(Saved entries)
++++++
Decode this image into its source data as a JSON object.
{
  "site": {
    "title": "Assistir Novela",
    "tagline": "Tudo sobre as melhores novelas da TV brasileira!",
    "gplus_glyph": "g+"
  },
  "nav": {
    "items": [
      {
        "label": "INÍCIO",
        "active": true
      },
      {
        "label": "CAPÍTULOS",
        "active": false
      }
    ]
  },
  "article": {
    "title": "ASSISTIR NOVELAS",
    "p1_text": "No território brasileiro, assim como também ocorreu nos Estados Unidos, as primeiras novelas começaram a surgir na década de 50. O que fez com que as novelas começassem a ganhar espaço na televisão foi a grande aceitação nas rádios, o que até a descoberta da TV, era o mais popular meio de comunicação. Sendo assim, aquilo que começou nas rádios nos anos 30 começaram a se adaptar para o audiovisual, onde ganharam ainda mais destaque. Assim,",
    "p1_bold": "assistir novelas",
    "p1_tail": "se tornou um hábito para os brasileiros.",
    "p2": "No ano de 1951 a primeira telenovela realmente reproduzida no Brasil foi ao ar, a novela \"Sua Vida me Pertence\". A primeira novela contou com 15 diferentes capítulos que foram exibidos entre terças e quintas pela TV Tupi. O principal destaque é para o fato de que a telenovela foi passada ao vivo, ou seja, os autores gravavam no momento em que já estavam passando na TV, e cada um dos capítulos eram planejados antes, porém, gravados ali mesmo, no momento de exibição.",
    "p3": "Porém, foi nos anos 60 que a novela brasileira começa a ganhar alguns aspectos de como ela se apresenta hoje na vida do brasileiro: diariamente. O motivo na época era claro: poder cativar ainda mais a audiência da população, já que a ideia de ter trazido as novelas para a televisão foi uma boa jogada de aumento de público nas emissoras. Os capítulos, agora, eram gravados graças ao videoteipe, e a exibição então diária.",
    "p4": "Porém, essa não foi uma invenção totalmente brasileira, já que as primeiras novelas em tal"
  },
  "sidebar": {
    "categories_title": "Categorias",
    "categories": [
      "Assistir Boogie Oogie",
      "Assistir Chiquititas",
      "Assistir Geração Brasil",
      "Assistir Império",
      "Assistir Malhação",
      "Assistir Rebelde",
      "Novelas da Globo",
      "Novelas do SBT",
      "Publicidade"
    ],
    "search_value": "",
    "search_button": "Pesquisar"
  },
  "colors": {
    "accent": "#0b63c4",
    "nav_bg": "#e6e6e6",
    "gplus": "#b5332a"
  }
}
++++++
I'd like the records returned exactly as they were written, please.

* Exercise solution *
Decode this image into its source data as a JSON object.
{
  "site": {
    "title": "Assistir Novela",
    "tagline": "Tudo sobre as melhores novelas da TV brasileira!",
    "gplus_glyph": "g+"
  },
  "nav": {
    "items": [
      {
        "label": "INÍCIO",
        "active": true
      },
      {
        "label": "CAPÍTULOS",
        "active": false
      }
    ]
  },
  "article": {
    "title": "ASSISTIR NOVELAS",
    "p1_text": "No território brasileiro, assim como também ocorreu nos Estados Unidos, as primeiras novelas começaram a surgir na década de 50. O que fez com que as novelas começassem a ganhar espaço na televisão foi a grande aceitação nas rádios, o que até a descoberta da TV, era o mais popular meio de comunicação. Sendo assim, aquilo que começou nas rádios nos anos 30 começaram a se adaptar para o audiovisual, onde ganharam ainda mais destaque. Assim,",
    "p1_bold": "assistir novelas",
    "p1_tail": "se tornou um hábito para os brasileiros.",
    "p2": "No ano de 1951 a primeira telenovela realmente reproduzida no Brasil foi ao ar, a novela \"Sua Vida me Pertence\". A primeira novela contou com 15 diferentes capítulos que foram exibidos entre terças e quintas pela TV Tupi. O principal destaque é para o fato de que a telenovela foi passada ao vivo, ou seja, os autores gravavam no momento em que já estavam passando na TV, e cada um dos capítulos eram planejados antes, porém, gravados ali mesmo, no momento de exibição.",
    "p3": "Porém, foi nos anos 60 que a novela brasileira começa a ganhar alguns aspectos de como ela se apresenta hoje na vida do brasileiro: diariamente. O motivo na época era claro: poder cativar ainda mais a audiência da população, já que a ideia de ter trazido as novelas para a televisão foi uma boa jogada de aumento de público nas emissoras. Os capítulos, agora, eram gravados graças ao videoteipe, e a exibição então diária.",
    "p4": "Porém, essa não foi uma invenção totalmente brasileira, já que as primeiras novelas em tal"
  },
  "sidebar": {
    "categories_title": "Categorias",
    "categories": [
      "Assistir Boogie Oogie",
      "Assistir Chiquititas",
      "Assistir Geração Brasil",
      "Assistir Império",
      "Assistir Malhação",
      "Assistir Rebelde",
      "Novelas da Globo",
      "Novelas do SBT",
      "Publicidade"
    ],
    "search_value": "",
    "search_button": "Pesquisar"
  },
  "colors": {
    "accent": "#0b63c4",
    "nav_bg": "#e6e6e6",
    "gplus": "#b5332a"
  }
}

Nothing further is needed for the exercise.